trapped in his chair, mind still free to wonder
who had constructed such an object,
name erased by time. His eyes
catch the dull pink glaze
set into the gears.
Wondering, was it broken when he had it, fleamarket purchase or
old family heirloom, his elegant face frozen proud
by the passage of frigid years, clockwork eased
to a halt by a lack of proper cleaning and real
maintenance deserved by such a
magnificent treasure.
One day, maybe too soon for me to know,
someone else will be combing
through the objects that I have left behind,
and they will find the small brass tower and
they will wonder these same questions,
their eyes roaming over the metal inscription
proclaiming “17 JEWELS”.

Hung Over Sam’s Town

Posted: March 9, 2011 in Poetry

There are some times that I don’t feel free
amidst a crowd of those that call themselves my peers
and it’s starting to get to me.

Let’s be honest with ourselves for a moment:
not all of us will have star careers.
There are some times that I don’t feel free.

When we never mean what we meant,
no time to correct later in the years
and it’s starting to get to me.

When we can’t pay our rent
our heads are soaked in tears.
There are times that I don’t feel free.

All those applications we’ve sent
are completely drenched in our fears
and it’s starting to get to me.

From the first time your pants began to tent
to the last time you shift into the wrong gear;
There are some times that I don’t feel free,
and it’s starting to get to me.

In real life

Posted: February 22, 2011 in Poetry

It’s like cold sweat niggling sort of fear
piercing the back of your head, the sensation
of being watched or followed or studied
like some sort of experiment.
A real icy generational feeling that
creeps through like a goddamn chemical
disease sifting through the air and
everyone coughs up blood in their
bathroom sinks and nobody tells anyone
else because they all think
it’s only their problem and we never
communicate and find out what’s wrong.
The genuine article of terror, a sense of
immoral displacement that you try to
distance yourself from with alcohol
and videogames and reality TV because
you really don’t want to think about
what comes after the endless weekends
of microwave diets and a predictable
litany of classes and financial
aid payments and groping each other
in sweaty ten-feet-square dorm rooms.
We sure as hell don’t think about it
because it is more terrifying than
anything we have fucking known.

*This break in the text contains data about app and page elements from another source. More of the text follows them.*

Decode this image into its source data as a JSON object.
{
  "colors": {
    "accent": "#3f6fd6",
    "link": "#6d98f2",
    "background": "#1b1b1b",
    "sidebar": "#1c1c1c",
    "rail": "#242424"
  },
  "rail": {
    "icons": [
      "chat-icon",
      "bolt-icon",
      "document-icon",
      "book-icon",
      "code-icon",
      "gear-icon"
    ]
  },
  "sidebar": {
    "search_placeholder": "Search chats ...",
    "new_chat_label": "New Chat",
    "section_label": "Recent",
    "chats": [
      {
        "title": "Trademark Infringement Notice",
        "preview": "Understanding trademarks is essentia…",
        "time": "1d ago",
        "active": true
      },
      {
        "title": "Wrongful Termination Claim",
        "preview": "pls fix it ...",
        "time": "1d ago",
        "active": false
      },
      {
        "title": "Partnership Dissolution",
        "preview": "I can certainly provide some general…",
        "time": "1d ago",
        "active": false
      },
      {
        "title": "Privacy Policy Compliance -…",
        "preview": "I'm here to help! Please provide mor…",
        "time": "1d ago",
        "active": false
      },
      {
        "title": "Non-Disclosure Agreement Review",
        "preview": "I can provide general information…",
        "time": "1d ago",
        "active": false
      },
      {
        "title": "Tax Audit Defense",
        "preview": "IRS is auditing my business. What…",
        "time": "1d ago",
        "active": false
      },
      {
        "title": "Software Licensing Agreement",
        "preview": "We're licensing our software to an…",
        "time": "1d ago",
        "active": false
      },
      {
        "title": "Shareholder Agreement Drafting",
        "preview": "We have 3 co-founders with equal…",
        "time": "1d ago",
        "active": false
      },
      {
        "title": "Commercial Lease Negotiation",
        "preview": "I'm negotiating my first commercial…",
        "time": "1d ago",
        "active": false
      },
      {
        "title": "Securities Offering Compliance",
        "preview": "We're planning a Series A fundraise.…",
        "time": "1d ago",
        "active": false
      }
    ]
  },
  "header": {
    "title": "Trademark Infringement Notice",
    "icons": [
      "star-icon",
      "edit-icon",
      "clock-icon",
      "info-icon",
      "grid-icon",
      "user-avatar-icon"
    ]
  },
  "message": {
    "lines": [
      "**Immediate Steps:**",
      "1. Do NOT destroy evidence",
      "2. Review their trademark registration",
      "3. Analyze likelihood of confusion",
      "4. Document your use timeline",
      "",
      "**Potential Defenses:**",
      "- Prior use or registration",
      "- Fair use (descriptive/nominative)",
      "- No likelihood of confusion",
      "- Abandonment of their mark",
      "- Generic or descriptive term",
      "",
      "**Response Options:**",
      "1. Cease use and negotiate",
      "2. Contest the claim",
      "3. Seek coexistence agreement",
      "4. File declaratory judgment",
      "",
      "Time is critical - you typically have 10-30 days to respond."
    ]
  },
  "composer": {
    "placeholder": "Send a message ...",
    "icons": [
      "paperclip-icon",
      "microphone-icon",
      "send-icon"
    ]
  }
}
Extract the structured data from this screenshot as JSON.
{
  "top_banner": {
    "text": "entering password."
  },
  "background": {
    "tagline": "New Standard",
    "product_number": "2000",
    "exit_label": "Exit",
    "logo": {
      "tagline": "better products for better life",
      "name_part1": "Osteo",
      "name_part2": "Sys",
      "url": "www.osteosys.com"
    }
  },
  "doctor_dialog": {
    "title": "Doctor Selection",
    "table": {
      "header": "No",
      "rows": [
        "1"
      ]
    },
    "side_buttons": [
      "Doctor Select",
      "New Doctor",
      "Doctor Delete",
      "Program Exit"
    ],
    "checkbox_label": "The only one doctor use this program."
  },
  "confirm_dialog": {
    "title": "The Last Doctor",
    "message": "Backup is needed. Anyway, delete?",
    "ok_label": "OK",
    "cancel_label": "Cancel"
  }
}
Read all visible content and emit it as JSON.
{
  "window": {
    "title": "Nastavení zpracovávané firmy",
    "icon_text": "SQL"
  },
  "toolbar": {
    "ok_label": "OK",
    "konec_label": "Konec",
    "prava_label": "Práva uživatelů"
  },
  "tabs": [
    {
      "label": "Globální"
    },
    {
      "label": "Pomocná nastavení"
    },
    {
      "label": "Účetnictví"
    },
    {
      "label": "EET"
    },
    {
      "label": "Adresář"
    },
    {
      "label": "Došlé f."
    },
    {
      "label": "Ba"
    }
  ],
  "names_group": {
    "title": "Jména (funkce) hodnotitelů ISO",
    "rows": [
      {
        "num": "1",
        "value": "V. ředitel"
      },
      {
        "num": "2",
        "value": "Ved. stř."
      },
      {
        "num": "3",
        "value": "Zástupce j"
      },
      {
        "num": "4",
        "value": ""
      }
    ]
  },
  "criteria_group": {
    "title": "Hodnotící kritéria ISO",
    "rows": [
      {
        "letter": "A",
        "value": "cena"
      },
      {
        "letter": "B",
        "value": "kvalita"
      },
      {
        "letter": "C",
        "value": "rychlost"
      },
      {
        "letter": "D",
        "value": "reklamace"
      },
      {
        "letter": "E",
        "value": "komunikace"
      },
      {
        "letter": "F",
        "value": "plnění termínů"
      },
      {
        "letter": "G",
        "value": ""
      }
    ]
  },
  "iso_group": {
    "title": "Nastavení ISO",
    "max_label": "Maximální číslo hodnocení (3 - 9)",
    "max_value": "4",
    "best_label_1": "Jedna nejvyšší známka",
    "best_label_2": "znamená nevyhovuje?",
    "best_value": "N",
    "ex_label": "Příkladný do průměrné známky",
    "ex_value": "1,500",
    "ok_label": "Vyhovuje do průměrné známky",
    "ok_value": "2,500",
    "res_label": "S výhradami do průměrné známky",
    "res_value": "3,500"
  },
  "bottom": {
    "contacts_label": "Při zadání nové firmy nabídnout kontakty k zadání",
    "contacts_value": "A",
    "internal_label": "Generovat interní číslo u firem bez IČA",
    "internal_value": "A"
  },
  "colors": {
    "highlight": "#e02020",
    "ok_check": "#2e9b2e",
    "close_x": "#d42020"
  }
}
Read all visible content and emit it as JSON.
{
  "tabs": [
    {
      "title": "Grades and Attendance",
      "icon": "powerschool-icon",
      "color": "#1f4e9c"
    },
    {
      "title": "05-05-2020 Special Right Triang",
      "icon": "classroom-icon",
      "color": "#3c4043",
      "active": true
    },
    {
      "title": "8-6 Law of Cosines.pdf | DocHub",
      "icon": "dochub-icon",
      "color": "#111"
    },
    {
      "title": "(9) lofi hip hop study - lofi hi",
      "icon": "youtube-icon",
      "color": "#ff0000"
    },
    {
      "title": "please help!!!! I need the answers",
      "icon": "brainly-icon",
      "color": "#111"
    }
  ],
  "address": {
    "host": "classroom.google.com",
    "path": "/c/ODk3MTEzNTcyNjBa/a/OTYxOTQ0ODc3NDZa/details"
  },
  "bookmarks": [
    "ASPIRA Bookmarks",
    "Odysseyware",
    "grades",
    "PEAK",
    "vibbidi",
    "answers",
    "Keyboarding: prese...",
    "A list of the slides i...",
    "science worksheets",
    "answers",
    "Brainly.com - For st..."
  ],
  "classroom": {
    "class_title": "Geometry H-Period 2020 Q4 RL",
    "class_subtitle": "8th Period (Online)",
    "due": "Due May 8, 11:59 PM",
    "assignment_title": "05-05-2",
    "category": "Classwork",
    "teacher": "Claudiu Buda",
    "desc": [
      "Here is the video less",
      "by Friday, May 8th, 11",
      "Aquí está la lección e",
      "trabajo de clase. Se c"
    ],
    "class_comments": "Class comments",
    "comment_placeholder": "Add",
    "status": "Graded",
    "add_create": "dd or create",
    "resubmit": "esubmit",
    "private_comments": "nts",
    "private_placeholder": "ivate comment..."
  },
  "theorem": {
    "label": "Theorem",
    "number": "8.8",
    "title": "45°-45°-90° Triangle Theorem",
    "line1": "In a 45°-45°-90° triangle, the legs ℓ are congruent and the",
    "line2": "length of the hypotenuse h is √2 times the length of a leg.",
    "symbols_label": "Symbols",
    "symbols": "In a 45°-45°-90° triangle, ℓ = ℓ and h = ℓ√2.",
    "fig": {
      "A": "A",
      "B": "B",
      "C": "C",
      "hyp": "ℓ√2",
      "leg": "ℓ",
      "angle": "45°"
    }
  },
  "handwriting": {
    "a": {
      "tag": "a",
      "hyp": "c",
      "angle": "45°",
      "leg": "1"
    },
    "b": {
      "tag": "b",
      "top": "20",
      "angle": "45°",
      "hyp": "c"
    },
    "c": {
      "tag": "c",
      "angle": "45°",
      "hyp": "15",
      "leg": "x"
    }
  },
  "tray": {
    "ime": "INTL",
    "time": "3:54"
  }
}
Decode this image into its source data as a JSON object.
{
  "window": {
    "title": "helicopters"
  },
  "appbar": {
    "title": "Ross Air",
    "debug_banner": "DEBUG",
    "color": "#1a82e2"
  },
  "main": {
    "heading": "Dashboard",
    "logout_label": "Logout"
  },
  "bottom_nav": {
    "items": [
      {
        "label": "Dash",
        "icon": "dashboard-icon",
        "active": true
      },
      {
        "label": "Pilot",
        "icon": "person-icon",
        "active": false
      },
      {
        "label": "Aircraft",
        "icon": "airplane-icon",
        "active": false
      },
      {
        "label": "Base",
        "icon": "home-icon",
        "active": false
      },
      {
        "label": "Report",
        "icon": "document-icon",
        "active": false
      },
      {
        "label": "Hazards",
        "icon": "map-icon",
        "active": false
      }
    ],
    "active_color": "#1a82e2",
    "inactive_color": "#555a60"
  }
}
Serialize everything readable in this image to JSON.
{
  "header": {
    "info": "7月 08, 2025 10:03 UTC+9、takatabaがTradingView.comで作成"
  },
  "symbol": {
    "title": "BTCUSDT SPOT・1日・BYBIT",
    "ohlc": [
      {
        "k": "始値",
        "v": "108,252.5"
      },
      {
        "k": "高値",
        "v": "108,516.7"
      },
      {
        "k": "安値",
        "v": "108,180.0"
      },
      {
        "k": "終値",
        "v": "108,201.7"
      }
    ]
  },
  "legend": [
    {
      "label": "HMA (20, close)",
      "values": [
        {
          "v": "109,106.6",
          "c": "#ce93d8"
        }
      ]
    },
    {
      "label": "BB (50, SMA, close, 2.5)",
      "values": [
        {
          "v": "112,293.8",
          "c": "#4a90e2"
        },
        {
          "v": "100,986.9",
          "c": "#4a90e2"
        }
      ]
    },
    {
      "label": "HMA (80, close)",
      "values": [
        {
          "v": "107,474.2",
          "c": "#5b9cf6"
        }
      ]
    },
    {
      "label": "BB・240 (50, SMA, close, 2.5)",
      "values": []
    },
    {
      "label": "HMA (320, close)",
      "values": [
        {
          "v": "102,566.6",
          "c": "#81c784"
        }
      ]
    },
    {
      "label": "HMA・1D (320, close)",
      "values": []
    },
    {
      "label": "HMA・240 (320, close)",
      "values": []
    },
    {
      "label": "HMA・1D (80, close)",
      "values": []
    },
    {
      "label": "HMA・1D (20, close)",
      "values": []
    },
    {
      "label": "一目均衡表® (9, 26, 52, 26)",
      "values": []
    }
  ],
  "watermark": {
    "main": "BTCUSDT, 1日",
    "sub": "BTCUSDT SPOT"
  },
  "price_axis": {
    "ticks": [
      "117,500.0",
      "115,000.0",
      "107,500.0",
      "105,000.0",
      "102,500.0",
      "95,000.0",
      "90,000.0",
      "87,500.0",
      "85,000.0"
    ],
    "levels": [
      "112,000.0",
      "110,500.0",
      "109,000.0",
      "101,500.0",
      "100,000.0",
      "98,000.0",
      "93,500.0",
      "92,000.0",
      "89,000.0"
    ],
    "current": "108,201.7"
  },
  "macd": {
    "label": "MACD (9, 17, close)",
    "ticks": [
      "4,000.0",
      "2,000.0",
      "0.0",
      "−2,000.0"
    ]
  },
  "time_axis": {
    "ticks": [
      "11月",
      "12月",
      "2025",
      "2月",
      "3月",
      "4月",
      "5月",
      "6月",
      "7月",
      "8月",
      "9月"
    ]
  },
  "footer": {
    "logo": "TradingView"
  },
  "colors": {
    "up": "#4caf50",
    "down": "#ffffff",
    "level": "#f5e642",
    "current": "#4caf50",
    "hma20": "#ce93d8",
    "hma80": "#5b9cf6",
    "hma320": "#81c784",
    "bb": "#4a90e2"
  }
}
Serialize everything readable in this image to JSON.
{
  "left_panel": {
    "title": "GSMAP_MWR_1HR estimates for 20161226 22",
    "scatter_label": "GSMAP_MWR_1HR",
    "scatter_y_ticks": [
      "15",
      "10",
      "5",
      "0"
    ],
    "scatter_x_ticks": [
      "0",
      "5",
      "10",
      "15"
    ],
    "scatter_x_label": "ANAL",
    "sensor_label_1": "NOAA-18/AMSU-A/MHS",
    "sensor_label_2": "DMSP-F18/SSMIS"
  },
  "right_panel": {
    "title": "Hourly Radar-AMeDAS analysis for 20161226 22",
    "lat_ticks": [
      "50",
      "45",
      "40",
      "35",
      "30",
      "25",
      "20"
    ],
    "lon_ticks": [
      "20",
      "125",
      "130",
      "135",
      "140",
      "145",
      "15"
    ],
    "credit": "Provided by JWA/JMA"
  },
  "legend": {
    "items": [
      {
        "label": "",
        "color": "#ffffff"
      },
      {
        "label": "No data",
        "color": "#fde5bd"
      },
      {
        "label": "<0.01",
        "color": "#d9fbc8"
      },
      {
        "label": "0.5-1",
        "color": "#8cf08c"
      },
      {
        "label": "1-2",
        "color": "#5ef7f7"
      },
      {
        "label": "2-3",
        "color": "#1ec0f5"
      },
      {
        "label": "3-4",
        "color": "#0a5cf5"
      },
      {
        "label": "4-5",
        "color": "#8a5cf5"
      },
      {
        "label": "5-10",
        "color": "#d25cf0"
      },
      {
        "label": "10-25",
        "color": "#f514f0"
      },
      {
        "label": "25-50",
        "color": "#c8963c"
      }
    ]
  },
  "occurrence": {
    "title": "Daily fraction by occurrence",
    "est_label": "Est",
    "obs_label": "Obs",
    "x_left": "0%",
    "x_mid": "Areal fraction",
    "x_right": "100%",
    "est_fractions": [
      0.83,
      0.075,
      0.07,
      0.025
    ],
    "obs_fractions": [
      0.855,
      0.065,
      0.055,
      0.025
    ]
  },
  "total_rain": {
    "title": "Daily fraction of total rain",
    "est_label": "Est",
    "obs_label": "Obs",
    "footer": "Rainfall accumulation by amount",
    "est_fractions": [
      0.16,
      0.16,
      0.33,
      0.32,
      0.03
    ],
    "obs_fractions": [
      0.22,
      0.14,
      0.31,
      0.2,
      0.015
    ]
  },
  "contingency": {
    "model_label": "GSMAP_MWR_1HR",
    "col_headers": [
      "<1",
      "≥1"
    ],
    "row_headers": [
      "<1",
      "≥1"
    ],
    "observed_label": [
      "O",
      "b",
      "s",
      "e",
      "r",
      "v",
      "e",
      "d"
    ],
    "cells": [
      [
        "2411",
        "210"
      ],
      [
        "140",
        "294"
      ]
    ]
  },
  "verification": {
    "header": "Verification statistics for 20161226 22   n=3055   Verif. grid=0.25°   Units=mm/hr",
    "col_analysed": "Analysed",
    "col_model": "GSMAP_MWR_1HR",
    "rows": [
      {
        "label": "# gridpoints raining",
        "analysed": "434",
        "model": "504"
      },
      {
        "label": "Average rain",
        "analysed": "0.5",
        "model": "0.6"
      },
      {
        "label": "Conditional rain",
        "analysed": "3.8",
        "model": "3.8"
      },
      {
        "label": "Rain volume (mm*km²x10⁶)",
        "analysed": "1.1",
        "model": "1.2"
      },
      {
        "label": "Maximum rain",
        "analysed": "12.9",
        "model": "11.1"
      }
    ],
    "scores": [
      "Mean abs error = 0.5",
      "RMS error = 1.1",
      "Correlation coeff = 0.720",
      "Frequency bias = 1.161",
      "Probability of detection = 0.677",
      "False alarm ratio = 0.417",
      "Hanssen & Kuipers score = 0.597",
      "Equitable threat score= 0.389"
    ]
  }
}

Garage

Posted: February 16, 2011 in Poetry

We would sit
cold and damp
concrete and dry
cleaners all around
old sixties records
and holes in
the walls from
splintered drumsticks. I
remember or I
think maybe that
time I broke
a stick on
the edge of
a snare drum
and Eli laughed
and stabbed it
into the wall
like a knife.
Violence second nature
in a calming
cleansing way that
never made me
feel threatened. We
were separate from
the house, it
was asylum from
a small town
mentality that we
were far too
weird to inhabit,
and so we
would take walks
along Christmas time
bedecked streets, replete
with these fucking
inflatable Santas that
we talked about
burning to ashes.